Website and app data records
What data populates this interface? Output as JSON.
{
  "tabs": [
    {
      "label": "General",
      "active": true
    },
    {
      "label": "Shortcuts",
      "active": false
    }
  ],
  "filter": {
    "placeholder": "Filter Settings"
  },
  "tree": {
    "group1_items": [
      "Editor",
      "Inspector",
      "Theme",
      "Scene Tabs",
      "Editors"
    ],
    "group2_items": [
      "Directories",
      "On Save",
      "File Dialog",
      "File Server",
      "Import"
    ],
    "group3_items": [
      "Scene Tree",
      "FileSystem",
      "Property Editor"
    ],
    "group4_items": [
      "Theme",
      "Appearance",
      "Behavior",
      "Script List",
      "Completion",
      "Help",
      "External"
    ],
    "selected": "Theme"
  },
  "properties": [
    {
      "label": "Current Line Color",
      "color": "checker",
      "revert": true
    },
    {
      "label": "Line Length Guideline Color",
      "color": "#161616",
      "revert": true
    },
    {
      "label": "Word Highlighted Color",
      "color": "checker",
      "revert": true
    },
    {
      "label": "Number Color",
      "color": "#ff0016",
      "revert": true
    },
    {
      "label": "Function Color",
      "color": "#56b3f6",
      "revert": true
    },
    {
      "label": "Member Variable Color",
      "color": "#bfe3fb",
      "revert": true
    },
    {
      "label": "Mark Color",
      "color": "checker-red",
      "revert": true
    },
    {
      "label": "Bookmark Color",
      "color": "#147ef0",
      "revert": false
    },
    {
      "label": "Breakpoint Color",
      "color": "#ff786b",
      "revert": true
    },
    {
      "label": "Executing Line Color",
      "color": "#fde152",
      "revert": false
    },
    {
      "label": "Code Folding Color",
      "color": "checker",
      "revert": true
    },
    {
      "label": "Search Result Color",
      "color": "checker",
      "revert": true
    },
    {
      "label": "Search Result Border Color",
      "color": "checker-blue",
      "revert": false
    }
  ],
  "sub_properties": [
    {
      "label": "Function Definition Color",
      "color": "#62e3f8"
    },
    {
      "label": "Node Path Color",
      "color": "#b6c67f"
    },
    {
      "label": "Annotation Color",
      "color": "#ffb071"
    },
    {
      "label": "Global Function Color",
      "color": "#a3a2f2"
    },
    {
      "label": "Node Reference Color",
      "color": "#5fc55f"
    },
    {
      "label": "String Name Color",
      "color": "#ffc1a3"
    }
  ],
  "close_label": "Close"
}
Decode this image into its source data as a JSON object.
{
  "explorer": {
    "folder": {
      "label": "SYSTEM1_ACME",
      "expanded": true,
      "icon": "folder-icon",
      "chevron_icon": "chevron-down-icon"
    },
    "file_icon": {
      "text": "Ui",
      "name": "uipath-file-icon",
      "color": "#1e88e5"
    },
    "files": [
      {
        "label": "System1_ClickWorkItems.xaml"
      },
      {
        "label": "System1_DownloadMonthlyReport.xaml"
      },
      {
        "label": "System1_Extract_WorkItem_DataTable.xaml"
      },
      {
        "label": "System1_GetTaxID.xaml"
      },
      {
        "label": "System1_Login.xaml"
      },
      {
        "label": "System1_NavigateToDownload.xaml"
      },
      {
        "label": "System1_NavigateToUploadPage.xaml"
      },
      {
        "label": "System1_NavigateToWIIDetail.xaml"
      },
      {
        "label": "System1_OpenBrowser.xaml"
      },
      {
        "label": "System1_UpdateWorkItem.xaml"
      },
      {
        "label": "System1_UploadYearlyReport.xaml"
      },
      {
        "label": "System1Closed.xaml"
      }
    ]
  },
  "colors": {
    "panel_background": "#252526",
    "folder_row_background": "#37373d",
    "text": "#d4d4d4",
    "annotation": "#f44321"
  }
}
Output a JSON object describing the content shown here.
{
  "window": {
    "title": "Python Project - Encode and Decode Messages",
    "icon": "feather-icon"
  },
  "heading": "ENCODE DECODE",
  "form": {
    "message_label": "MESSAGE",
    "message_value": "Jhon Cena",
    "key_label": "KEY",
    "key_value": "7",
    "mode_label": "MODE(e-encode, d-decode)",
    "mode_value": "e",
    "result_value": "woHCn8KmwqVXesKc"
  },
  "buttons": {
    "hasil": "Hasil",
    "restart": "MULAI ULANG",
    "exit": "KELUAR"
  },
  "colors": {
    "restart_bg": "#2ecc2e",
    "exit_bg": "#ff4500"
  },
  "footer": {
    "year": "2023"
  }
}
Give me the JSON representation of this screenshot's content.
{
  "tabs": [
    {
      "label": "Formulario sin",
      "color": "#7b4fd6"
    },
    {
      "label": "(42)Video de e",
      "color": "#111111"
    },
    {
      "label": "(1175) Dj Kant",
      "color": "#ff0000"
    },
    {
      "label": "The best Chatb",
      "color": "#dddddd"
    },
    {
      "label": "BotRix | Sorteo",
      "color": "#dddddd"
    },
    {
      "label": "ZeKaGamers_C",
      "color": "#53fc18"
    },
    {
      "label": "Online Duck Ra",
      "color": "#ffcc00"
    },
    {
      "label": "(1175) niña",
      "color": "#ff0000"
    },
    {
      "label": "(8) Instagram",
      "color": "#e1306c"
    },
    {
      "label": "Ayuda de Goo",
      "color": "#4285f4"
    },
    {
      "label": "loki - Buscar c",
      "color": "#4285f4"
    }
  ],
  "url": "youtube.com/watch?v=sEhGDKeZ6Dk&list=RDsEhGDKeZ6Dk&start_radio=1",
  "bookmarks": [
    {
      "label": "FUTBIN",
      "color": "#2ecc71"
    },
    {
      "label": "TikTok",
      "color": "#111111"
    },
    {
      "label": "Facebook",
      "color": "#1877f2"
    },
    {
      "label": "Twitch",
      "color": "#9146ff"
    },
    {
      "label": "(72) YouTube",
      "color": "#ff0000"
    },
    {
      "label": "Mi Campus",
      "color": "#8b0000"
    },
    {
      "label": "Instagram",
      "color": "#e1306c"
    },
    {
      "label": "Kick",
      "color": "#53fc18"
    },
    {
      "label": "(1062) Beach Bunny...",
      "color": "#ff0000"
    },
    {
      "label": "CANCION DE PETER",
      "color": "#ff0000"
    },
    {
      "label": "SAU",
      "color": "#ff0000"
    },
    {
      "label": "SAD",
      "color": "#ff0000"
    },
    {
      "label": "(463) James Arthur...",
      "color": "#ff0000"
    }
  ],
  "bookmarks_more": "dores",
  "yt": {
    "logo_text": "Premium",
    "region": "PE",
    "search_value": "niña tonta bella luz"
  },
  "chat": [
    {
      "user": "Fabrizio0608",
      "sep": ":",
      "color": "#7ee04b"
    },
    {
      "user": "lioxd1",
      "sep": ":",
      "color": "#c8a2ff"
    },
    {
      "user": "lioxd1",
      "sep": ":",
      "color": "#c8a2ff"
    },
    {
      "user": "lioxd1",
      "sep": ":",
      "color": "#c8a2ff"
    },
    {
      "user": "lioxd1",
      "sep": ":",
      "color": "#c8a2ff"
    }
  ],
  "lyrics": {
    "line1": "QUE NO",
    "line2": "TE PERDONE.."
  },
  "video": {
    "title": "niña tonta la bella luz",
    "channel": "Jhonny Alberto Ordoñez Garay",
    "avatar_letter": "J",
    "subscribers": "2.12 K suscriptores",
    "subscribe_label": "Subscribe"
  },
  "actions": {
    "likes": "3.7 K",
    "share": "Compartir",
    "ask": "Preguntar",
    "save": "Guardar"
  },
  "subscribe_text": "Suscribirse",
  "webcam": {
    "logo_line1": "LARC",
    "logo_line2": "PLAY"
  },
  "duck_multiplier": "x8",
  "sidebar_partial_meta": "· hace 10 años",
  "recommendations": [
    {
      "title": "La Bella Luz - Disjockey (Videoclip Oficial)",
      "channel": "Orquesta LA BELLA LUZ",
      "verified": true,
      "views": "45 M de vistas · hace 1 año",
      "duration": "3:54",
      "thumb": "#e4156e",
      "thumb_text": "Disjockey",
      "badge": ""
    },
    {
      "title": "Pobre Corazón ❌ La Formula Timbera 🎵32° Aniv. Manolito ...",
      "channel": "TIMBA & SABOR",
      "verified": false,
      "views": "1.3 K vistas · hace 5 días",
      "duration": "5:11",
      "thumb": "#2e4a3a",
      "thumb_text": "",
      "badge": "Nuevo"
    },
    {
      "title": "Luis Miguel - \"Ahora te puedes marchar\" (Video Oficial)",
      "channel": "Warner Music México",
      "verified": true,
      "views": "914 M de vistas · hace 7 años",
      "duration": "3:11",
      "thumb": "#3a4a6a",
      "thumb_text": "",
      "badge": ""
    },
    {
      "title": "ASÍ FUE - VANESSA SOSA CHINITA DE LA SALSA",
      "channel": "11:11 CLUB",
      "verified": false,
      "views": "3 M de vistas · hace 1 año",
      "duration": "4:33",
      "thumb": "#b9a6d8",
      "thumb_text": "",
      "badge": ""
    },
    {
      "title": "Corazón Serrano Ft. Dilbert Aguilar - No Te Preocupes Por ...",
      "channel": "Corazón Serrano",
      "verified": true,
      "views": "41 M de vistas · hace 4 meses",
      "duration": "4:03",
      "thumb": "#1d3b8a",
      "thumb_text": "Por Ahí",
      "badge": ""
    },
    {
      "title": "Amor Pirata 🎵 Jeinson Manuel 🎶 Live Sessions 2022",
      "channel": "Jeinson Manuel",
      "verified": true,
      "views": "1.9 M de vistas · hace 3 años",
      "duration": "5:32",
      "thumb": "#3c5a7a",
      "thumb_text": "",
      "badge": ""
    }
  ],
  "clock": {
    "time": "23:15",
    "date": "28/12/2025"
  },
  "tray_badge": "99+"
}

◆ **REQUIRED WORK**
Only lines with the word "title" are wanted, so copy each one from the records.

◆ **EXPECTED ANSWER**
    "title": "Python Project - Encode and Decode Messages",
    "title": "niña tonta la bella luz",
      "title": "La Bella Luz - Disjockey (Videoclip Oficial)",
      "title": "Pobre Corazón ❌ La Formula Timbera 🎵32° Aniv. Manolito ...",
      "title": "Luis Miguel - \"Ahora te puedes marchar\" (Video Oficial)",
      "title": "ASÍ FUE - VANESSA SOSA CHINITA DE LA SALSA",
      "title": "Corazón Serrano Ft. Dilbert Aguilar - No Te Preocupes Por ...",
      "title": "Amor Pirata 🎵 Jeinson Manuel 🎶 Live Sessions 2022",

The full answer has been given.